WHAT THIS TASK INVOLVES ▸ Without including any pictures, reproduce all the lines below word for word.

** DATA IN THIS EXERCISE follows **

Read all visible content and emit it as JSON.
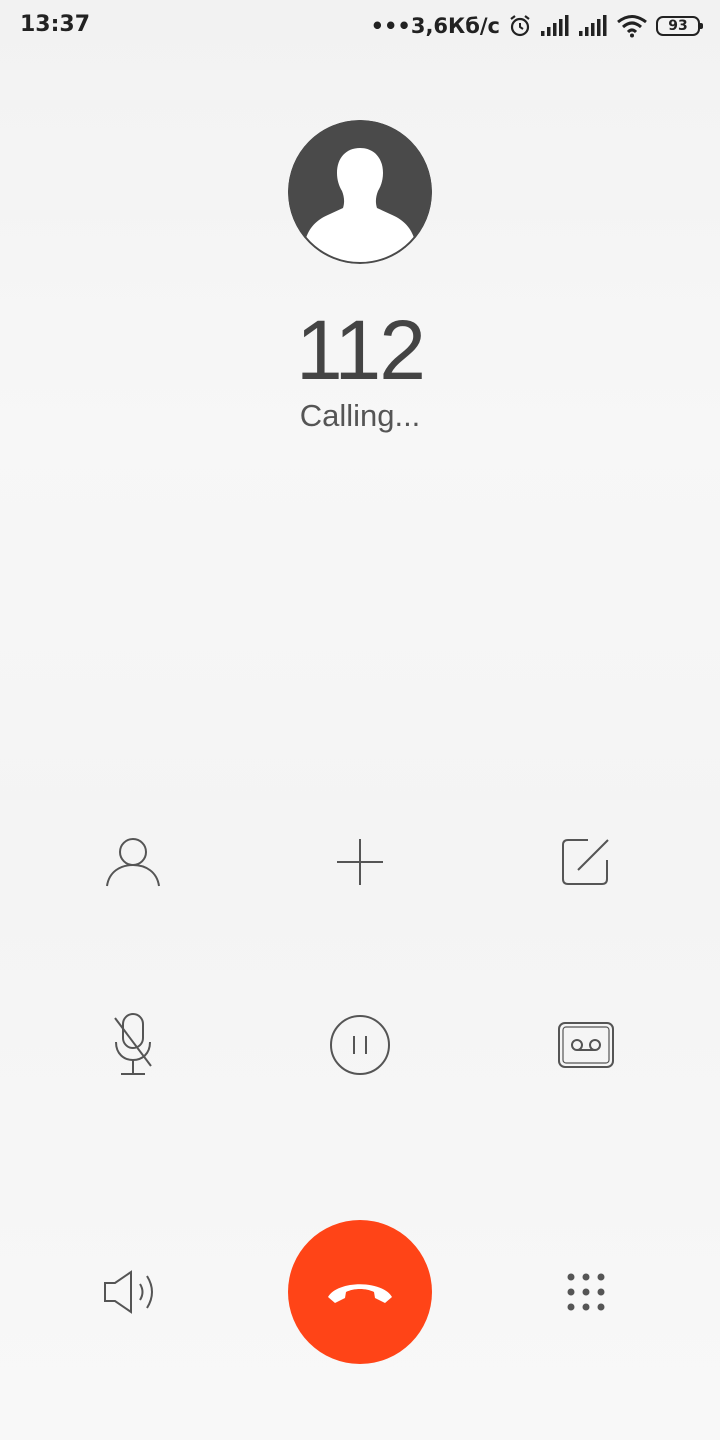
{
  "status_bar": {
    "time": "13:37",
    "network_speed": "•••3,6Кб/с",
    "battery_level": "93",
    "icons": [
      "alarm-icon",
      "signal-icon",
      "signal-icon",
      "wifi-icon",
      "battery-icon"
    ]
  },
  "call": {
    "number": "112",
    "status": "Calling..."
  },
  "controls": [
    {
      "icon": "contacts-icon"
    },
    {
      "icon": "add-call-icon"
    },
    {
      "icon": "note-icon"
    },
    {
      "icon": "mute-icon"
    },
    {
      "icon": "hold-icon"
    },
    {
      "icon": "record-icon"
    },
    {
      "icon": "speaker-icon"
    },
    {
      "icon": "end-call-icon"
    },
    {
      "icon": "dialpad-icon"
    }
  ],
  "colors": {
    "end_call": "#ff4417",
    "avatar": "#4a4a4a",
    "icon_stroke": "#555555"
  }
}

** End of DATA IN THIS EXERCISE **

YOUR SOLUTION ▸
Read all visible content and emit it as JSON.
{
  "status_bar": {
    "time": "13:37",
    "network_speed": "•••3,6Кб/с",
    "battery_level": "93",
    "icons": [
      "alarm-icon",
      "signal-icon",
      "signal-icon",
      "wifi-icon",
      "battery-icon"
    ]
  },
  "call": {
    "number": "112",
    "status": "Calling..."
  },
  "controls": [
    {
      "icon": "contacts-icon"
    },
    {
      "icon": "add-call-icon"
    },
    {
      "icon": "note-icon"
    },
    {
      "icon": "mute-icon"
    },
    {
      "icon": "hold-icon"
    },
    {
      "icon": "record-icon"
    },
    {
      "icon": "speaker-icon"
    },
    {
      "icon": "end-call-icon"
    },
    {
      "icon": "dialpad-icon"
    }
  ],
  "colors": {
    "end_call": "#ff4417",
    "avatar": "#4a4a4a",
    "icon_stroke": "#555555"
  }
}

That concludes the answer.